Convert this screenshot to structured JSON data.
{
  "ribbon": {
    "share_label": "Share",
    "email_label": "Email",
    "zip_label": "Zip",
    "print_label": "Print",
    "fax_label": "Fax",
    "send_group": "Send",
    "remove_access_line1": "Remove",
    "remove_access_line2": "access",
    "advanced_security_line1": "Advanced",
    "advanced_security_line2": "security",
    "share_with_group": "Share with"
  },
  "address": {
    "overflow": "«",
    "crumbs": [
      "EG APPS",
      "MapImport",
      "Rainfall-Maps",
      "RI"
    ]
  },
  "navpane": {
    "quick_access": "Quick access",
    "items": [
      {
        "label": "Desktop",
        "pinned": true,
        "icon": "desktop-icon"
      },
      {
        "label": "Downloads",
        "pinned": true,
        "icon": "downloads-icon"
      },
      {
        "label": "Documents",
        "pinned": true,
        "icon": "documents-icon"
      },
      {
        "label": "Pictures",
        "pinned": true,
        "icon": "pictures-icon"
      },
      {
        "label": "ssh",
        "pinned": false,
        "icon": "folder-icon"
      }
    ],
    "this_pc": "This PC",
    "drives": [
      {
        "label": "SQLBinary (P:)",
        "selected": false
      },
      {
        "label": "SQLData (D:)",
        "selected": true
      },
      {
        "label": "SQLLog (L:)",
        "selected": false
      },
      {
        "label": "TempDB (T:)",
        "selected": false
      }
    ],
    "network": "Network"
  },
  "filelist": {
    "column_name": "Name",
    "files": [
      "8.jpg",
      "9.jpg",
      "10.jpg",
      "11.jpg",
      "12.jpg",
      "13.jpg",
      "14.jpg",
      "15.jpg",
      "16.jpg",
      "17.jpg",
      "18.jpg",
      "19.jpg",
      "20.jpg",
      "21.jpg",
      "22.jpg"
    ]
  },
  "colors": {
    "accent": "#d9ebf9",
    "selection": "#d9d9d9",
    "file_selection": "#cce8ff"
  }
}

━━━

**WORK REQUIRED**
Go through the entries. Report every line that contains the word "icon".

**SOLUTION FOR THIS PROBLEM**
        "icon": "desktop-icon"
        "icon": "downloads-icon"
        "icon": "documents-icon"
        "icon": "pictures-icon"
        "icon": "folder-icon"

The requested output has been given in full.